the dead (animals) can be traced back to my early childhood in
the form of the elaborate funerals that were lavished upon dead
sparrows and pet goldfish alike. We had lots of pets when I was
I developed a close
bond with these animals and was completely heart-broken when one
of them would die. We always had a little graveyard for our pets
When the family moved, dad moved the pet cemetery with us
(Because my brother and I would have a fit if "mittens", or
whoever, got left behind) Inevitably
we were just digging up their bones. On several occasions rather
than re-burying the remains I absconded with
bones and built little shrines hidden in my bedroom.
I have the same respect for the remains of
the animals I use in my work now as I
did for the
remains of the
family pets. I feel that what I do in my work now isn't much
different than what I've done in the past. My attitude about

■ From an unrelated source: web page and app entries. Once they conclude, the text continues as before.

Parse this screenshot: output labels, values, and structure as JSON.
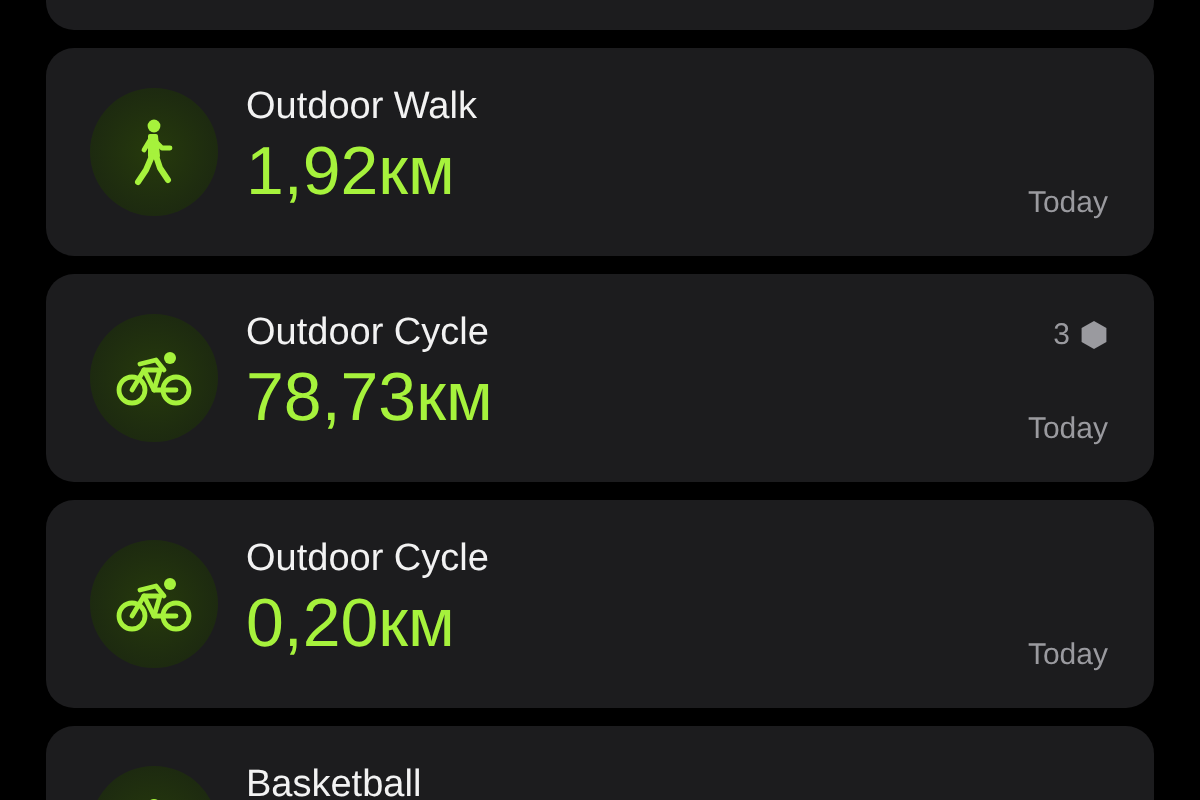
{
  "workouts": [
    {
      "kind": "walk",
      "name": "Outdoor Walk",
      "distance": "1,92км",
      "date": "Today"
    },
    {
      "kind": "cycle",
      "name": "Outdoor Cycle",
      "distance": "78,73км",
      "date": "Today",
      "badge": "3"
    },
    {
      "kind": "cycle",
      "name": "Outdoor Cycle",
      "distance": "0,20км",
      "date": "Today"
    },
    {
      "kind": "basketball",
      "name": "Basketball"
    }
  ]
}
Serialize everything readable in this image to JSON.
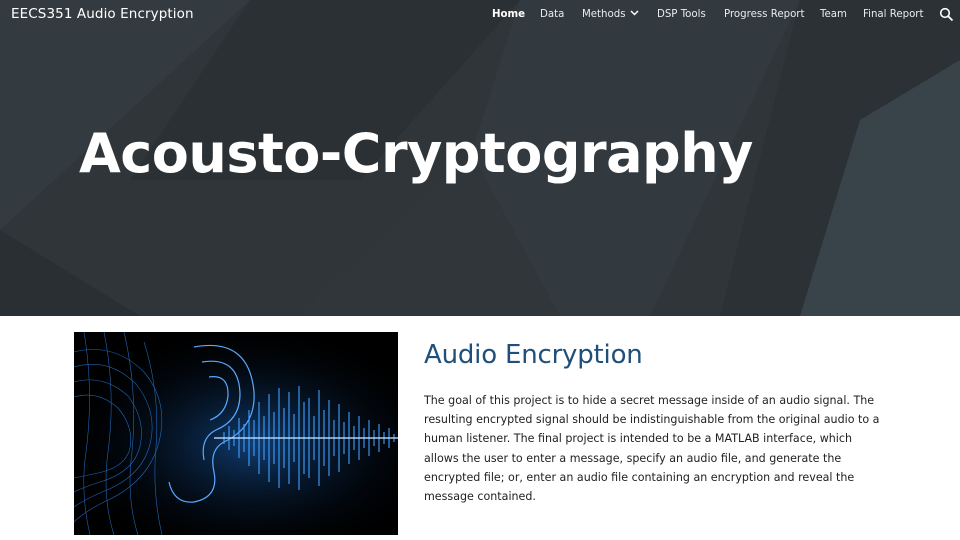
{
  "site": {
    "title": "EECS351 Audio Encryption"
  },
  "nav": {
    "items": [
      {
        "label": "Home",
        "active": true
      },
      {
        "label": "Data"
      },
      {
        "label": "Methods",
        "has_dropdown": true
      },
      {
        "label": "DSP Tools"
      },
      {
        "label": "Progress Report"
      },
      {
        "label": "Team"
      },
      {
        "label": "Final Report"
      }
    ],
    "search_icon": "search-icon"
  },
  "hero": {
    "title": "Acousto-Cryptography"
  },
  "section": {
    "heading": "Audio Encryption",
    "body": "The goal of this project is to hide a secret message inside of an audio signal. The resulting encrypted signal should be indistinguishable from the original audio to a human listener. The final project is intended to be a MATLAB interface, which allows the user to enter a message, specify an audio file, and generate the encrypted file; or, enter an audio file containing an encryption and reveal the message contained."
  },
  "colors": {
    "hero_bg": "#2e3438",
    "heading": "#1f4f7a",
    "image_accent": "#1e90ff"
  }
}
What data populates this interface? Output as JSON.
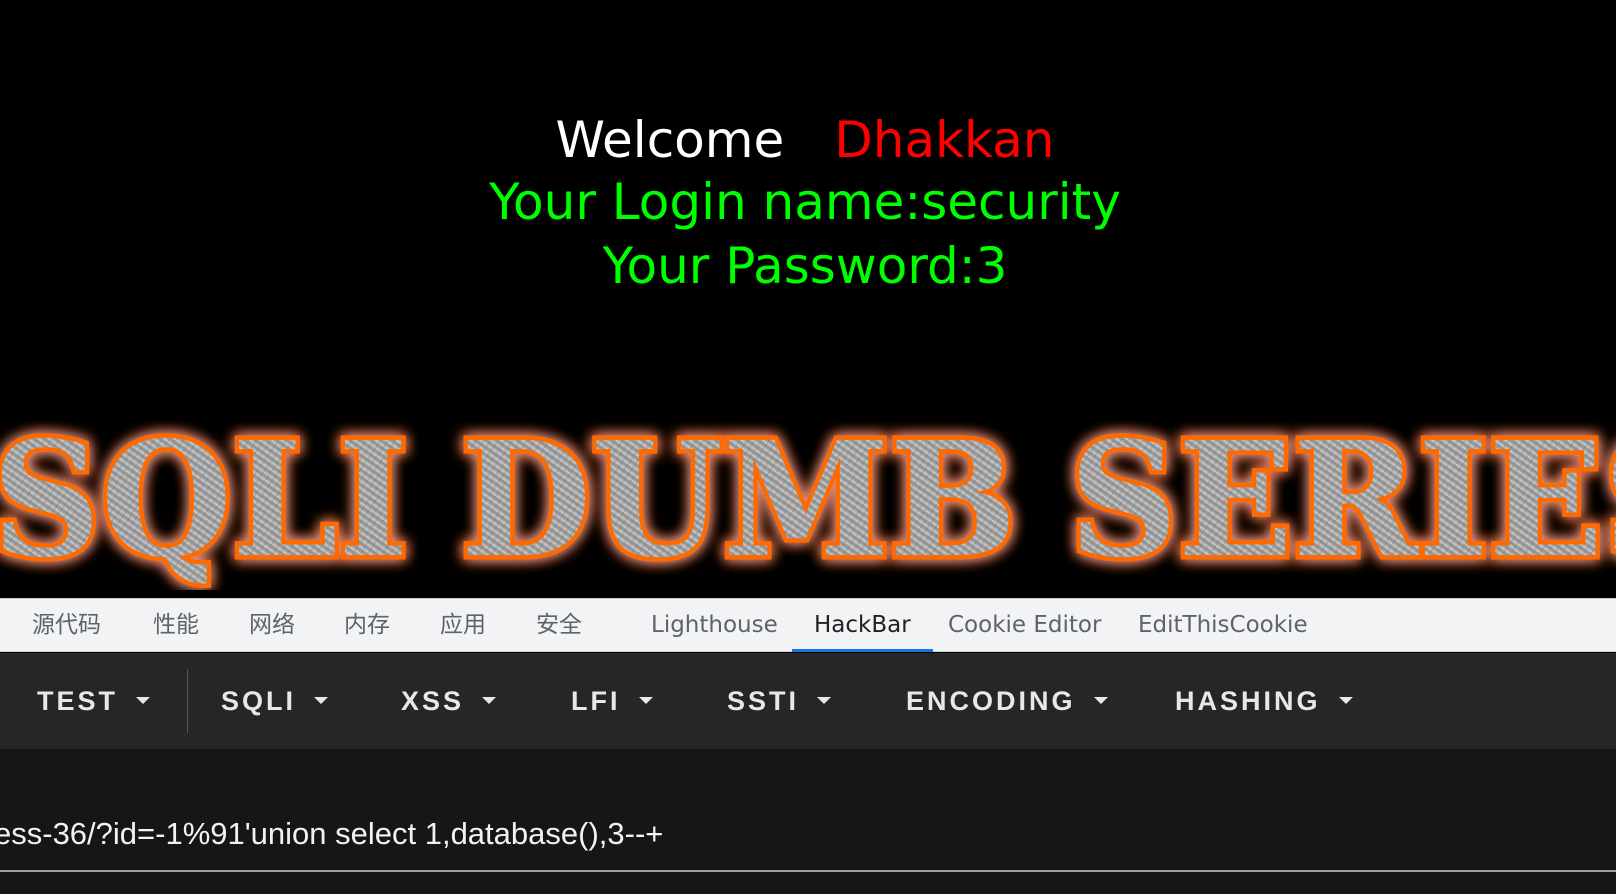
{
  "page": {
    "welcome_label": "Welcome",
    "user_name": "Dhakkan",
    "login_line": "Your Login name:security",
    "password_line": "Your Password:3",
    "banner_text": "SQLI DUMB SERIES",
    "colors": {
      "welcome": "#ffffff",
      "name": "#ff0000",
      "info": "#00ff00",
      "banner_glow": "#ff6a00"
    }
  },
  "devtools_tabs": [
    {
      "label": "源代码",
      "active": false
    },
    {
      "label": "性能",
      "active": false
    },
    {
      "label": "网络",
      "active": false
    },
    {
      "label": "内存",
      "active": false
    },
    {
      "label": "应用",
      "active": false
    },
    {
      "label": "安全",
      "active": false
    },
    {
      "label": "Lighthouse",
      "active": false
    },
    {
      "label": "HackBar",
      "active": true
    },
    {
      "label": "Cookie Editor",
      "active": false
    },
    {
      "label": "EditThisCookie",
      "active": false
    }
  ],
  "hackbar": {
    "menus": [
      "TEST",
      "SQLI",
      "XSS",
      "LFI",
      "SSTI",
      "ENCODING",
      "HASHING"
    ],
    "url_value": "ess-36/?id=-1%91'union select 1,database(),3--+"
  }
}
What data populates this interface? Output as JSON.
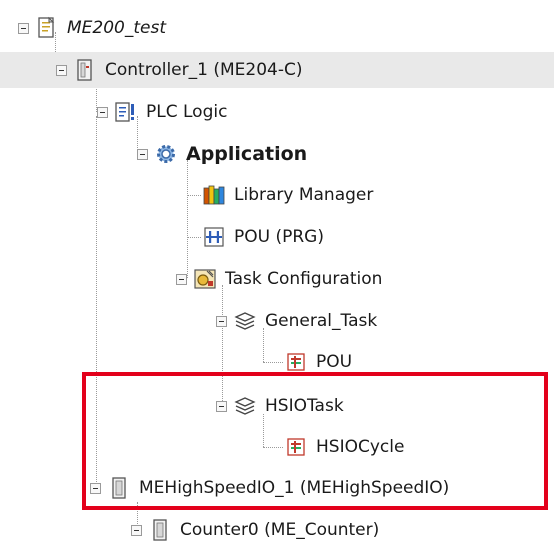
{
  "tree": {
    "root": {
      "label": "ME200_test",
      "icon": "project-icon"
    },
    "controller": {
      "label": "Controller_1 (ME204-C)",
      "icon": "controller-icon"
    },
    "plc_logic": {
      "label": "PLC Logic",
      "icon": "plc-logic-icon"
    },
    "application": {
      "label": "Application",
      "icon": "gear-icon"
    },
    "library_manager": {
      "label": "Library Manager",
      "icon": "library-books-icon"
    },
    "pou_prg": {
      "label": "POU (PRG)",
      "icon": "program-pou-icon"
    },
    "task_configuration": {
      "label": "Task Configuration",
      "icon": "task-configuration-icon"
    },
    "general_task": {
      "label": "General_Task",
      "icon": "task-stack-icon"
    },
    "pou_call": {
      "label": "POU",
      "icon": "program-call-icon"
    },
    "hsio_task": {
      "label": "HSIOTask",
      "icon": "task-stack-icon"
    },
    "hsio_cycle": {
      "label": "HSIOCycle",
      "icon": "program-call-icon"
    },
    "high_speed_io": {
      "label": "MEHighSpeedIO_1 (MEHighSpeedIO)",
      "icon": "device-module-icon"
    },
    "counter0": {
      "label": "Counter0 (ME_Counter)",
      "icon": "device-module-icon"
    }
  },
  "colors": {
    "highlight_border": "#e3001b",
    "selected_row": "#e9e9e9"
  }
}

them is the same, but the "shrine" has just taken a different
shape over the years.
What does your family think of
My parents may have told me

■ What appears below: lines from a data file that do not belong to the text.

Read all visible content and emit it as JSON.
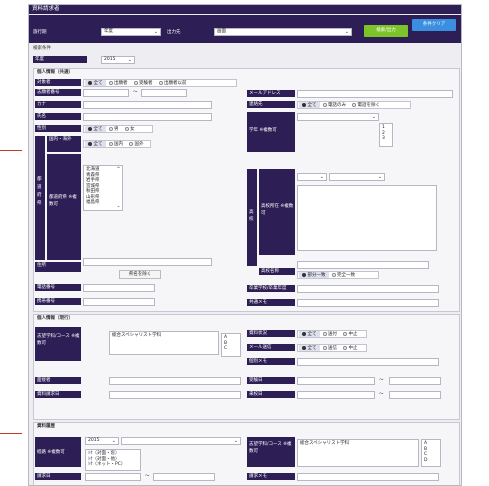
{
  "window_title": "資料請求者",
  "search_bar": {
    "label1": "旅行期",
    "sel1": "年度",
    "label2": "出力先",
    "sel2": "画面",
    "search_btn": "検索/出力",
    "clear_btn": "条件クリア"
  },
  "conditions": {
    "title": "検索条件",
    "year_label": "年度",
    "year_value": "2015"
  },
  "personal": {
    "title": "個人情報（共通）",
    "target_label": "対象者",
    "target_opts": [
      "全て",
      "出願者",
      "受験者",
      "出願者以前"
    ],
    "apply_label": "志願者番号",
    "range_sep": "～",
    "kana_label": "カナ",
    "name_label": "氏名",
    "gender_label": "性別",
    "gender_opts": [
      "全て",
      "男",
      "女"
    ],
    "pref_group": "都道府県",
    "domestic_label": "国内・海外",
    "domestic_opts": [
      "全て",
      "国内",
      "国外"
    ],
    "pref_label": "都道府県 ※複数可",
    "prefs": [
      "北海道",
      "青森県",
      "岩手県",
      "宮城県",
      "秋田県",
      "山形県",
      "福島県"
    ],
    "address_label": "住所",
    "prefix_btn": "県名を除く",
    "phone_label": "電話番号",
    "mobile_label": "携帯番号",
    "email_label": "メールアドレス",
    "contact_label": "連絡先",
    "contact_opts": [
      "全て",
      "電話のみ",
      "電話を除く"
    ],
    "school_grade_label": "学年 ※複数可",
    "grades": [
      "1",
      "2",
      "3"
    ],
    "school_group": "高校",
    "school_pref_label": "高校所在 ※複数可",
    "school_name_label": "高校名称",
    "school_name_opts": [
      "部分一致",
      "完全一致"
    ],
    "highschool_label": "卒業学校/卒業年度",
    "common_memo_label": "共通メモ"
  },
  "personal2": {
    "title": "個人情報（現行）",
    "dept_label": "志望学科/コース ※複数可",
    "dept_value": "総合スペシャリスト学科",
    "abc": [
      "A",
      "B",
      "C"
    ],
    "doc_label": "資料状況",
    "doc_opts": [
      "全て",
      "送付",
      "中止"
    ],
    "mail_label": "メール送信",
    "mail_opts": [
      "全て",
      "送信",
      "中止"
    ],
    "personal_memo_label": "個別メモ",
    "consult_label": "面接者",
    "examine_label": "受験日",
    "request_label": "資料請求日",
    "reg_label": "来校日"
  },
  "history": {
    "title": "資料履歴",
    "year_value": "2015",
    "route_label": "経路 ※複数可",
    "routes": [
      "ｼｸ（対面・窓）",
      "ｼｸ（対面・他）",
      "ｼｸ（ネット・PC）"
    ],
    "dept_label": "志望学科/コース ※複数可",
    "dept_value": "総合スペシャリスト学科",
    "abcd": [
      "A",
      "B",
      "C",
      "D"
    ],
    "date_label": "請求日",
    "memo_label": "請求メモ"
  },
  "colors": {
    "header": "#2d1f55",
    "accent_green": "#7cc42a",
    "accent_blue": "#3a8fe0"
  }
}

not to play with dead animals when I was a kid, but they did
encourage my interest in the natural world and nurture my
artistic abilities. I suspect they may still secretly wish I’d
taken my anatomical interests to a more lucrative level - such
as a veterinary surgeon, but instead I graduated from the art
school with their blessing. If it
wasn't for their support I wouldn't be doing what I'm doing
today. They're both artists and attended the Minneapolis College
of Art and Design just as I did. I come from a long line of
artists. My great grandfather
Nicholas Richard Brewer was a
prominent 19th century portrait and landscape painter whose work
is now highly collectable, my great-great uncle Edward Vincent
Brewer was a commercial artist and portrait painter who created
the famous Chef Rastus character for Cream of Wheat as well as
painting many of the taxidermy diorama backdrops in the Bell
Museum of Natural History, my Grandfather N.R. Brewer II did
medical illustrations as well as animation for Disney before he
became a dentist, My father Richard Thomas Brewer is an
internationally known fine artist who has had exhibitions all
over the globe and whose work resides in major art museums,
corporate collections and prominent private collections. My
mother Sally King Brewer Lawrence is a well know children's book
illustrator creating books such as "Silver Spurs", my Aunt
Judy King Rieniets is
a prominent fantasy art book illustrator who produced many
collectable J.R.R. Tolkien calendars and posters. The list goes
on and on and on.
I'm merely carrying on the family
Would you tell our readers
a little about the Minnesota Association of Rogue Taxidermists?
The Minnesota Association
of Rogue Taxidermists (M.A.R.T) is a collective
of artists who share a common
philosophy and passion. The group was created as a resource for
meeting other artists working in taxidermy related mediums. We
are here to network and exchange ideas with others interested in
this art form. All members of M.A.R.T adhere to a strict ethics
charter, using only animals procured in ethical and
environmentally responsible manners. The group was created in
2004 with fellow co-founders and friends Robert Marbury and
Scott Bibus. The creation of the group spearheaded a Rogue
Taxidermy movement of sorts as the term "Rogue taxidermy" was
introduced for the first time. Our mission is to bring
like-minded artists together from here and abroad to unite under
the genre "Rogue Taxidermy", and in doing so, gain recognition
for this genre in the mainstream art world. But most
importantly M.A.R.T. is in existence to create dialogue, evoke
thought, educate, and expand
people's horizons. I encourage your readers to visit our
Many of us have had a
helping hand along the way. Is there anyone you would like to
A quick special thanks to
James Taylor. (when James Taylor talks, the right people
listen!) Thanks to James for his compliments about my work and
for spreading the word. (more beers to come James ;) And thanks
to John Robinson, and especially you Rick, for this opportunity
to blow my own horn and soapbox. Hope to see ya all at the
I would like to thank Sarina for
taking time out of her busy schedule to
do this interview
for SIDESHOW WORLD. I’m certain our readers will find her
interview entertaining as well as educational.
World interview by Rick West